So is it the target of stage wins or the overall tour for the Storey Racing girls? The races that we have seen this year on the women’s circuit have always been so open so we’re expecting a level of unpredictability!

Expect the big teams to be attempting to control the race in the early stages, with breakaways going early and teams trying to isolate the big names. The final stage is in Snowdonia so the winning move will most likely be a small or solo breakaway. For Storey Racing we are an opportunistic team at this level, looking to get in breakaways, be involved in a jersey competition if possible and take the chances and risks without the pressure on us. 

We’ve always wondered why events such as the Women’s Tour and the Tour of Britain try not to cover the whole of the British Isles. Obviously, funding and logistics is a big hurdle but where would you like the races to visit in the future?

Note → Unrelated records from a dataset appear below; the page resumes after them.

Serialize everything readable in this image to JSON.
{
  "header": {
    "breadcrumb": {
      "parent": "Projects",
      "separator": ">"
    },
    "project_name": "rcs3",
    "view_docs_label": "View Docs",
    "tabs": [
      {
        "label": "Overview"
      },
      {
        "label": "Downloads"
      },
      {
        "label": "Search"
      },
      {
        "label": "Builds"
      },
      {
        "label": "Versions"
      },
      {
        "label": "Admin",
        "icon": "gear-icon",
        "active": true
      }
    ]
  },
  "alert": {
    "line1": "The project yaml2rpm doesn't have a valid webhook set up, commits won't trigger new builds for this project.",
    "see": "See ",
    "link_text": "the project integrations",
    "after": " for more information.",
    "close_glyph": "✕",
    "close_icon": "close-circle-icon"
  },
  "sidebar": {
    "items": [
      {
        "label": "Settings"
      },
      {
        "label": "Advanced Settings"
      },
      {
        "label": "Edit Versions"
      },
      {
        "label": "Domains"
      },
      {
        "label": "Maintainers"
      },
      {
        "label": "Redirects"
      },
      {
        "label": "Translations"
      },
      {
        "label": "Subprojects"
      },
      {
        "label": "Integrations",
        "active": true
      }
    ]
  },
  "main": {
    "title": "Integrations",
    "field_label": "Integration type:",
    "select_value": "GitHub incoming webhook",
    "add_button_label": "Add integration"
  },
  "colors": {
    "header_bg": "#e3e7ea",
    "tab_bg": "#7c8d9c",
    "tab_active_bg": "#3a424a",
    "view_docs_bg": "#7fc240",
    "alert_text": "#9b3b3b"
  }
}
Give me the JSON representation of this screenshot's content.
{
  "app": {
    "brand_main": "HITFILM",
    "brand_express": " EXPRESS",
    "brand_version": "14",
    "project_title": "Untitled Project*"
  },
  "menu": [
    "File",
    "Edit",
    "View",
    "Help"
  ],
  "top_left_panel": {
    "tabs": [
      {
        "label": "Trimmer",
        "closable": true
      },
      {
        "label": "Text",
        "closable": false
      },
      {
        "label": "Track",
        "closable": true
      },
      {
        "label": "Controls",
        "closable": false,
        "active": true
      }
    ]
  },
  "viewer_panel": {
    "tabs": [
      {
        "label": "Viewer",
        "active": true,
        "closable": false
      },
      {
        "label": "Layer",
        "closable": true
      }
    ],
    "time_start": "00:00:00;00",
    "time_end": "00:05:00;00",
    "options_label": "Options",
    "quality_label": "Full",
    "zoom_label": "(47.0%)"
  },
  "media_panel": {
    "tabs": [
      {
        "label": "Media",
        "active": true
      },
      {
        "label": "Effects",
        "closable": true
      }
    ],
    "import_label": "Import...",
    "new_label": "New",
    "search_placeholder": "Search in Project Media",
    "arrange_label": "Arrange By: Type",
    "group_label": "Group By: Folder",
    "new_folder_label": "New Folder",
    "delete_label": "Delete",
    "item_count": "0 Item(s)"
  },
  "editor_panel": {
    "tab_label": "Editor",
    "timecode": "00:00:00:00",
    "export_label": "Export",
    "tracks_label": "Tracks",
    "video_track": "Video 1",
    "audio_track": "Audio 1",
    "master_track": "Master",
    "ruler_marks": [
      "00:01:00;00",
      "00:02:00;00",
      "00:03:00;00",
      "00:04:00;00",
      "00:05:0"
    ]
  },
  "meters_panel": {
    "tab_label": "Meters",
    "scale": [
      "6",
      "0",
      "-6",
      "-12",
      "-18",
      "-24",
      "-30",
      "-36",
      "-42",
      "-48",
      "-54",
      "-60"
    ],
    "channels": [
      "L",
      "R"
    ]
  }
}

Covering the whole country would need a lot of travel support (the men have private planes for the long transfers in the Tour de France) but the race does pretty well for 5 days and the men have been from Scotland to Wales in 7 previously. This year the race has some long transfers and so the race has to follow a route that is doable for riders and staff it also has to be in reach of the ports for teams travelling over so those logistics often limit the locations. I’d love to see a race in the north of England, taking in the Lake District, Northumberland, Yorkshire and Lancashire as well as a TT or TTT to add extra spice to a lot of hilly stages.

Looking ahead to the next Paralympics in Tokyo 2020, will you be making an appearance or will you be pushing your others into national selection for either the Olympic or Paralympic games?

My plan is to be in Tokyo and I’d love to see other Storey Racing riders make the cut. We have trike specialist Hannah Dines in the team and she was in Rio, so I’d love to see her selected again too. Within the squad we have a couple of GB funded track riders who will be hopeful of a team pursuit or madison selection.

Thank you for your time and we wish the team all the best for the Women’s Tour, safe to say you’ll be our adopted team for the race!